TASK ITEM: Your response should contain every line from the data below that holds the string "JSON".

DATA PROVIDED:
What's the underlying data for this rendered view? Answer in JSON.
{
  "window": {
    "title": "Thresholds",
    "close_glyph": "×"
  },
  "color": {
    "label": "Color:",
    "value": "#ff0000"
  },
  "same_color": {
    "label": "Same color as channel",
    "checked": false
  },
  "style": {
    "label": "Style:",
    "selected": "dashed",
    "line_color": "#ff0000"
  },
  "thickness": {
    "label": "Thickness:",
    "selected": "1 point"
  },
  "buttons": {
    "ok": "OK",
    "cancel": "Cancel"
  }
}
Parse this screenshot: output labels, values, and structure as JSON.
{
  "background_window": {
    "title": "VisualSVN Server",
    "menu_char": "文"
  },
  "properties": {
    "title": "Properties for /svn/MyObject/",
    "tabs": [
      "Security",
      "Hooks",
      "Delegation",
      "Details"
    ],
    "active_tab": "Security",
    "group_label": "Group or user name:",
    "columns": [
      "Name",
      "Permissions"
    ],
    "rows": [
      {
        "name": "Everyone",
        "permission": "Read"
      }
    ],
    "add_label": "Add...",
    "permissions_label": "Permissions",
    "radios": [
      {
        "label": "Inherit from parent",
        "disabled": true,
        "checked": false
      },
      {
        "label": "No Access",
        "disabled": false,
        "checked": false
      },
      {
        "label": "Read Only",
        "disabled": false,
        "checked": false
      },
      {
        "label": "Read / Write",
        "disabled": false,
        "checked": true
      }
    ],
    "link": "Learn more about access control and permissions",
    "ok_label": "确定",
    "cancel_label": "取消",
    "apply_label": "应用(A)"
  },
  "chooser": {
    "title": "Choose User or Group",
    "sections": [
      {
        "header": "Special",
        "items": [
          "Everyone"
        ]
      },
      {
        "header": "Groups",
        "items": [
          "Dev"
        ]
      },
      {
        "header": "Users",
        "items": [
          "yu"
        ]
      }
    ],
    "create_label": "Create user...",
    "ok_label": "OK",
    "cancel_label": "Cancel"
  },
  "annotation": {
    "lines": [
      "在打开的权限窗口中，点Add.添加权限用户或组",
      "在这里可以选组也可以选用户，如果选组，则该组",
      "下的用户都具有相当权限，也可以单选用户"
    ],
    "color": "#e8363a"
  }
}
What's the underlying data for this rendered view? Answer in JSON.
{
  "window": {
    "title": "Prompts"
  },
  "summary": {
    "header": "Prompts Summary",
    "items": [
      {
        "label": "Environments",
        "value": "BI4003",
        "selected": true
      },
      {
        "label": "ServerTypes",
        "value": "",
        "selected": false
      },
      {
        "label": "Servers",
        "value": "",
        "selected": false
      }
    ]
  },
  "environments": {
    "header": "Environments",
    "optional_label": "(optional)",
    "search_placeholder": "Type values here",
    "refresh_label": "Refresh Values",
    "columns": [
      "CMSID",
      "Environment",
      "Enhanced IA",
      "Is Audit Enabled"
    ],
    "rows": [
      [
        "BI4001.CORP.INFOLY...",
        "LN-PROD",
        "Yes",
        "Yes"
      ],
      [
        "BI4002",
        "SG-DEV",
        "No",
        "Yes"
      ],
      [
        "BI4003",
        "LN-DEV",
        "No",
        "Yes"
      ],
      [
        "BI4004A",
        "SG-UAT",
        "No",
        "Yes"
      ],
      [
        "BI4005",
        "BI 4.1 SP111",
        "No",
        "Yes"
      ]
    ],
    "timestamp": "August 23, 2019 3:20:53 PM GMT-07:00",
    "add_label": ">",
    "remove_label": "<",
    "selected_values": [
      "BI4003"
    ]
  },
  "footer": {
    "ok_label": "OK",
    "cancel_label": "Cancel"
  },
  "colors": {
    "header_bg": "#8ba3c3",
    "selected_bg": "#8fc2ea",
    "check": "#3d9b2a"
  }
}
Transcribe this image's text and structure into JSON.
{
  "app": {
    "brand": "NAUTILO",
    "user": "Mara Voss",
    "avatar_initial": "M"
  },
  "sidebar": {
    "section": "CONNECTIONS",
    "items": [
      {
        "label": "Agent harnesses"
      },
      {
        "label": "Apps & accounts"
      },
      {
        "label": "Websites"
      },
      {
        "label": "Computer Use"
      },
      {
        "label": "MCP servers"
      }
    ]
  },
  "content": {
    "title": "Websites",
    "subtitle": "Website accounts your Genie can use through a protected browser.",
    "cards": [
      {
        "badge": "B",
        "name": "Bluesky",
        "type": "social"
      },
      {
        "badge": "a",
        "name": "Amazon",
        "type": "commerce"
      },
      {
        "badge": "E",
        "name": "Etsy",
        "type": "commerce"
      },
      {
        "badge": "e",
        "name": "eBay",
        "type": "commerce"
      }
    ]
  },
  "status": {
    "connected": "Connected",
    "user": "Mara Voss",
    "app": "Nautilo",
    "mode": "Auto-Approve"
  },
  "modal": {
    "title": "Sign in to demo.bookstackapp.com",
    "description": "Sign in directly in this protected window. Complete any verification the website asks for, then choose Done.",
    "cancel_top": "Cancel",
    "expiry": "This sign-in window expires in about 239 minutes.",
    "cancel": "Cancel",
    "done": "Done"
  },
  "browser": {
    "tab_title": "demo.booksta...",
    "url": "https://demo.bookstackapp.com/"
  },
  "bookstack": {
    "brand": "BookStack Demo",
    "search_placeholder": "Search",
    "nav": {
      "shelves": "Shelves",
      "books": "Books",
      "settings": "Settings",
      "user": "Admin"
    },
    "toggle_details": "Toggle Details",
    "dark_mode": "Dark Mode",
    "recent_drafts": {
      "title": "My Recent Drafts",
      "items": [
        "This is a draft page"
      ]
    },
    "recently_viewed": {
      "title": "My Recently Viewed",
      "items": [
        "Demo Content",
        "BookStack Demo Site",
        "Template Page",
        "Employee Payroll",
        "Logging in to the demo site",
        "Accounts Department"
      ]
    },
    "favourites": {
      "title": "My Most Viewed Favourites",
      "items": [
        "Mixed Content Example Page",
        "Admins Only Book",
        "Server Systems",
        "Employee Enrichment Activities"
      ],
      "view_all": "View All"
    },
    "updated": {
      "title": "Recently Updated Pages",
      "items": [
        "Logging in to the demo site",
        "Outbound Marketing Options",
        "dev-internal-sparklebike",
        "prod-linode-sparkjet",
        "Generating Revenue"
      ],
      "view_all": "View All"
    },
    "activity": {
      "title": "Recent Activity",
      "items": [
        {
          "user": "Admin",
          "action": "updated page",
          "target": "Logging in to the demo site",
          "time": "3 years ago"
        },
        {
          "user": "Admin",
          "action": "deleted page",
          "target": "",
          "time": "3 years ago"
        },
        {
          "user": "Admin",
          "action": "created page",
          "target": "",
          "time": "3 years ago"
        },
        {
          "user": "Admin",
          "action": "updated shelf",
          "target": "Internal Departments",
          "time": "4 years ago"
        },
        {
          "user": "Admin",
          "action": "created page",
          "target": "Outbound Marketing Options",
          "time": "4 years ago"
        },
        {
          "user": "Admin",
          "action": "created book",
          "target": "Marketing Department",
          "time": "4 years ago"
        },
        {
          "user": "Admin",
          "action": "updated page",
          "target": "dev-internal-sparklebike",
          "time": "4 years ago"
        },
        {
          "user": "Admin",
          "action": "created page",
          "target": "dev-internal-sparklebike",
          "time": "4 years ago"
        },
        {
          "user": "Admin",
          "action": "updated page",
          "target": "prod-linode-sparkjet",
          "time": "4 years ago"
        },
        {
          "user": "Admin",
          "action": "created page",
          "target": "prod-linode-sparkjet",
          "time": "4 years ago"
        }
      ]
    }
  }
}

ANSWER FOR THIS EXERCISE:
What's the underlying data for this rendered view? Answer in JSON.
Parse this screenshot: output labels, values, and structure as JSON.
What's the underlying data for this rendered view? Answer in JSON.
Transcribe this image's text and structure into JSON.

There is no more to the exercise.